Task objective.
Give all the records again, with no alterations.

Excerpts from a dataset:
<<<<

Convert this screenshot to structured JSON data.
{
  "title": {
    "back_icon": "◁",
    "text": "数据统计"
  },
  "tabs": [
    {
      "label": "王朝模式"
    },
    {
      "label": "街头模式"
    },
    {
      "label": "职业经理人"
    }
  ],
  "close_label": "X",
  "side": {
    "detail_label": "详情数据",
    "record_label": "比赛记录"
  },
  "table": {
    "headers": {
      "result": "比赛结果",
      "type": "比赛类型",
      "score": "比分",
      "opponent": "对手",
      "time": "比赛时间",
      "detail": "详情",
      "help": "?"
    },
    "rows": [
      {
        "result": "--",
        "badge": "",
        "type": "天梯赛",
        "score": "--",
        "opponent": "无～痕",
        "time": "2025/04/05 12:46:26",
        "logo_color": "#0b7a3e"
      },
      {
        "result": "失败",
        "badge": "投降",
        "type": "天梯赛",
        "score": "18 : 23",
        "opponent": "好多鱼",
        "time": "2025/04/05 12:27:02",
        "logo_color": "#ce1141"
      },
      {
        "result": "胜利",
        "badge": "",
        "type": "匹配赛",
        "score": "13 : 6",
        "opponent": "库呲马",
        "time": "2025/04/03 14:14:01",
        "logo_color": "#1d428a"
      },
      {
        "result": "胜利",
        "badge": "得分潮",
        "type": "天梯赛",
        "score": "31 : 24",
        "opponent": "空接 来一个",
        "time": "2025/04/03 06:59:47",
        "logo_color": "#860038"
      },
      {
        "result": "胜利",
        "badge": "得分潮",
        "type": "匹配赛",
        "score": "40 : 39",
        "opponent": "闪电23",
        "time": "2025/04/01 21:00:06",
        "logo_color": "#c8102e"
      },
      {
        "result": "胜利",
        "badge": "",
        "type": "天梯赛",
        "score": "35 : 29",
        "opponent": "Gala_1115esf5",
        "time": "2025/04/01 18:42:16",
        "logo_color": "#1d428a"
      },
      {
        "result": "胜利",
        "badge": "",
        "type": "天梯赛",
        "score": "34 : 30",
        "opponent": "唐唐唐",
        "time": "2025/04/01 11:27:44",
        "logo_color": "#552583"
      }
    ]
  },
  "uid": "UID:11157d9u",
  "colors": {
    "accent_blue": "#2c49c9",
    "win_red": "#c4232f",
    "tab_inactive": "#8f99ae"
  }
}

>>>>

The completed task.
Convert this screenshot to structured JSON data.
{
  "title": {
    "back_icon": "◁",
    "text": "数据统计"
  },
  "tabs": [
    {
      "label": "王朝模式"
    },
    {
      "label": "街头模式"
    },
    {
      "label": "职业经理人"
    }
  ],
  "close_label": "X",
  "side": {
    "detail_label": "详情数据",
    "record_label": "比赛记录"
  },
  "table": {
    "headers": {
      "result": "比赛结果",
      "type": "比赛类型",
      "score": "比分",
      "opponent": "对手",
      "time": "比赛时间",
      "detail": "详情",
      "help": "?"
    },
    "rows": [
      {
        "result": "--",
        "badge": "",
        "type": "天梯赛",
        "score": "--",
        "opponent": "无～痕",
        "time": "2025/04/05 12:46:26",
        "logo_color": "#0b7a3e"
      },
      {
        "result": "失败",
        "badge": "投降",
        "type": "天梯赛",
        "score": "18 : 23",
        "opponent": "好多鱼",
        "time": "2025/04/05 12:27:02",
        "logo_color": "#ce1141"
      },
      {
        "result": "胜利",
        "badge": "",
        "type": "匹配赛",
        "score": "13 : 6",
        "opponent": "库呲马",
        "time": "2025/04/03 14:14:01",
        "logo_color": "#1d428a"
      },
      {
        "result": "胜利",
        "badge": "得分潮",
        "type": "天梯赛",
        "score": "31 : 24",
        "opponent": "空接 来一个",
        "time": "2025/04/03 06:59:47",
        "logo_color": "#860038"
      },
      {
        "result": "胜利",
        "badge": "得分潮",
        "type": "匹配赛",
        "score": "40 : 39",
        "opponent": "闪电23",
        "time": "2025/04/01 21:00:06",
        "logo_color": "#c8102e"
      },
      {
        "result": "胜利",
        "badge": "",
        "type": "天梯赛",
        "score": "35 : 29",
        "opponent": "Gala_1115esf5",
        "time": "2025/04/01 18:42:16",
        "logo_color": "#1d428a"
      },
      {
        "result": "胜利",
        "badge": "",
        "type": "天梯赛",
        "score": "34 : 30",
        "opponent": "唐唐唐",
        "time": "2025/04/01 11:27:44",
        "logo_color": "#552583"
      }
    ]
  },
  "uid": "UID:11157d9u",
  "colors": {
    "accent_blue": "#2c49c9",
    "win_red": "#c4232f",
    "tab_inactive": "#8f99ae"
  }
}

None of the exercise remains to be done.